The slick tires just aren’t my style.  They are too narrow.  The originals are too wide, and had too much tread.

I had some errands to run – including taking the tandem to the bike shop on Saturday.  I rode it alone in the rain.  I had to be careful with narrow, slick tires on the wet roads.

Once I got home, I switched out the tires to new Panaracer Pasela 26″x1.75″.  They’re reasonably light, have a little tread, but not much, and are wide enough for comfort.

Pasela

Once the weather cleared, Diane and I headed out for a beer.  We got caught in a heavy downpour on the way home.  Diane can still laugh about it.

Rain!

When we got up this morning, the news was full of stories of flooding and water rescues.  No wonder the police were giving us weird looks last night riding the tandem in the rain.

Next up for the tandem?  Fenders.

Needs fenders

Back on Two Wheels

I was out sick from work on Monday, Tuesday, and Thursday.  By Thursday evening (last night), I was itching to get back on a bike – it had been a week.

I wasn’t up for distance.  I needed a bag of coffee, so Diane and and I took the tandem to Sunergos and grabbed some coffee.  Later, after dinner, we went to Four Pegs for a beer.
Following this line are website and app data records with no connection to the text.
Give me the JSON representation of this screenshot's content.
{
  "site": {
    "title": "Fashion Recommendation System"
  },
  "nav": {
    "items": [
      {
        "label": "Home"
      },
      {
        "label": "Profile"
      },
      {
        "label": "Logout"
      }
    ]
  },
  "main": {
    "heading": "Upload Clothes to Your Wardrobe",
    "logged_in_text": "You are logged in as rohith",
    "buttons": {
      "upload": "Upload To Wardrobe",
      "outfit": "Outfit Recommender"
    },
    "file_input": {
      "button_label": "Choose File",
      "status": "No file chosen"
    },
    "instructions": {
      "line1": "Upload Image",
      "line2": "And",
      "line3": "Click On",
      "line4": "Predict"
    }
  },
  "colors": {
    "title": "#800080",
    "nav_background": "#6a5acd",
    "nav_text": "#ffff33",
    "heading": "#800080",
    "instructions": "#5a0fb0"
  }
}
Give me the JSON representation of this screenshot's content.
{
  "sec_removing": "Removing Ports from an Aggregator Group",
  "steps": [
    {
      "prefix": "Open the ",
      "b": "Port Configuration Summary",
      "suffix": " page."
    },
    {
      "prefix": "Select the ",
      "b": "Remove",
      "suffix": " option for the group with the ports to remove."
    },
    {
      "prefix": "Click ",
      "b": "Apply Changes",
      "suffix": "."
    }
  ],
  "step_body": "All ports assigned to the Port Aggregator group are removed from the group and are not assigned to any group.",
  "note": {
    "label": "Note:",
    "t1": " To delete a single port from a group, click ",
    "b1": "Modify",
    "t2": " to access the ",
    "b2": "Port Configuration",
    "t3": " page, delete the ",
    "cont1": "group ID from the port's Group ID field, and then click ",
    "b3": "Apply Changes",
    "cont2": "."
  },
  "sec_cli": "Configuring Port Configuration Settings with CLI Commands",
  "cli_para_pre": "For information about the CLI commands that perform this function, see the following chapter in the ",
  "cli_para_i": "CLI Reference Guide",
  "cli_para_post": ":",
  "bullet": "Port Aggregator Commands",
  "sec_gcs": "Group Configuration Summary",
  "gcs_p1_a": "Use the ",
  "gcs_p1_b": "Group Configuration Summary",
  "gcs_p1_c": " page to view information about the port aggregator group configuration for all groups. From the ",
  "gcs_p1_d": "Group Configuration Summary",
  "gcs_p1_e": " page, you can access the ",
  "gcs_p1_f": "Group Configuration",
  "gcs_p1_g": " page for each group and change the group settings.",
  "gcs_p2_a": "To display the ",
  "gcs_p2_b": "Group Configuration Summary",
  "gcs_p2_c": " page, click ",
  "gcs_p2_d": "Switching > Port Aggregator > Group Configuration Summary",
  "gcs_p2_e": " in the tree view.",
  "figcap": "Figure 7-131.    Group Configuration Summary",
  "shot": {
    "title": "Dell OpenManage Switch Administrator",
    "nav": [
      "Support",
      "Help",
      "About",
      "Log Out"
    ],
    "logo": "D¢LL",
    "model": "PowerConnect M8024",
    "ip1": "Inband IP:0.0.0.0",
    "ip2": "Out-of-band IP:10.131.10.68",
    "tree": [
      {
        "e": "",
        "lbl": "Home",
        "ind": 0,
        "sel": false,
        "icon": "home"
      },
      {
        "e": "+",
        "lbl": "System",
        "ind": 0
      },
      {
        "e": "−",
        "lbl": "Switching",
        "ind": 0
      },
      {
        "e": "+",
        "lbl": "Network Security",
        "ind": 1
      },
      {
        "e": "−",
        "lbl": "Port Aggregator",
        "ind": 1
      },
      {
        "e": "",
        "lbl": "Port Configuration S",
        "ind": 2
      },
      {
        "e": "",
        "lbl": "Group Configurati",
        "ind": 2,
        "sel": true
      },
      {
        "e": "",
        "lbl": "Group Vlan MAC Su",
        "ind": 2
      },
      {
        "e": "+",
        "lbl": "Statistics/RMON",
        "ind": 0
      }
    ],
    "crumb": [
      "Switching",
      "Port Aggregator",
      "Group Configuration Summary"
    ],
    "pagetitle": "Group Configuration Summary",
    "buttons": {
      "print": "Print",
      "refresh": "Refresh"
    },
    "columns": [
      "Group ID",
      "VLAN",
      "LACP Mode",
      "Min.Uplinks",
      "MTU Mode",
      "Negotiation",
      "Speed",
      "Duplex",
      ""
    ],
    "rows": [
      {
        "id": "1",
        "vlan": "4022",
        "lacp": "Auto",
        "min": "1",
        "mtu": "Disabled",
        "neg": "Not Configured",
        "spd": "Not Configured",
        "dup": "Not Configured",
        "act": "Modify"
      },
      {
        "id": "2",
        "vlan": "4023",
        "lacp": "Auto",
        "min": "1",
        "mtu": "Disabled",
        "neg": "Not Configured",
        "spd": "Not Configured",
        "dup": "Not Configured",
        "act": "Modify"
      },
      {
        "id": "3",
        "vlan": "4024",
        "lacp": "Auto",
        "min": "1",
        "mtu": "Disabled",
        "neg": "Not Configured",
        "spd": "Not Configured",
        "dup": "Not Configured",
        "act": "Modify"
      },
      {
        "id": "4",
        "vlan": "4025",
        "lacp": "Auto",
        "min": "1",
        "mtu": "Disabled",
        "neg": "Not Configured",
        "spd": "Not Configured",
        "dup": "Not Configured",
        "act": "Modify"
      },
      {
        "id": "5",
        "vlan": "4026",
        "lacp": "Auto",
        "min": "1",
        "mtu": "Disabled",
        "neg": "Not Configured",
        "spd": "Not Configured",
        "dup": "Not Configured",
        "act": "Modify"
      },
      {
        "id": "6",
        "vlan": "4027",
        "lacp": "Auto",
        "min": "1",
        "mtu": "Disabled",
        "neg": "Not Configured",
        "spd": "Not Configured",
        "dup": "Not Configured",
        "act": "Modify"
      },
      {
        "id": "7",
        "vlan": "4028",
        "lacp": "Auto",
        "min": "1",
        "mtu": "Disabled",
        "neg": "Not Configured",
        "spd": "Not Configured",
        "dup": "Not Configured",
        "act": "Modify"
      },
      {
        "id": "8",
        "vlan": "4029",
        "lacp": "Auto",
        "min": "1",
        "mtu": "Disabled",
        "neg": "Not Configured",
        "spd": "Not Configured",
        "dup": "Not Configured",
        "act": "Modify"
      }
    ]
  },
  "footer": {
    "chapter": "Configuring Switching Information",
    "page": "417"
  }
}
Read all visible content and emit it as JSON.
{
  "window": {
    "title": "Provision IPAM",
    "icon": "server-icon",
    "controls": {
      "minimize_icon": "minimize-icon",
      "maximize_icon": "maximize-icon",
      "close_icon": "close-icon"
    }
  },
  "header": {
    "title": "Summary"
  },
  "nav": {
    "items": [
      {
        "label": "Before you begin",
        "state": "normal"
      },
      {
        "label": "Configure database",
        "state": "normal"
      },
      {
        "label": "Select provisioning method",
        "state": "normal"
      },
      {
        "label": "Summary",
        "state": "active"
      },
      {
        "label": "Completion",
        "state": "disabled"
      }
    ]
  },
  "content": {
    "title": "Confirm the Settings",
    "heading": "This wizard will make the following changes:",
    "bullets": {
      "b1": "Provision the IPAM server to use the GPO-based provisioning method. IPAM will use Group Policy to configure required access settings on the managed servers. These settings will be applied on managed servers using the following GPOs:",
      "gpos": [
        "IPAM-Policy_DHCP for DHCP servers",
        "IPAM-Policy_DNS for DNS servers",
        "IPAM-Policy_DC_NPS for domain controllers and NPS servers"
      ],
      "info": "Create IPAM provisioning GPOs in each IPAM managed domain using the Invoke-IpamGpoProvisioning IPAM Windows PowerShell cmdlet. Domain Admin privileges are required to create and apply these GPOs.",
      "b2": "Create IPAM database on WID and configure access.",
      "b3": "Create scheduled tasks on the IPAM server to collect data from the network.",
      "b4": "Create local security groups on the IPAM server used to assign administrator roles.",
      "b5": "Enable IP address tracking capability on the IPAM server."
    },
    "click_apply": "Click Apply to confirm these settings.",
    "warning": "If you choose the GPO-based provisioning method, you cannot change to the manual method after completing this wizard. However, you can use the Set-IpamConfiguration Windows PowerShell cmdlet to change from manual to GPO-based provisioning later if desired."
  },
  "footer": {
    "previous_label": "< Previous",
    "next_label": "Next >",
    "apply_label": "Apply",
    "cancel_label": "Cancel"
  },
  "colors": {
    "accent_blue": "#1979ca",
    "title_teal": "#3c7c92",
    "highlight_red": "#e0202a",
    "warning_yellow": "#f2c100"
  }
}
I’m back at work today.  I rode the Fargo.  The rSogn needs the rear wheel trued.  I’m still sick, but things are improving.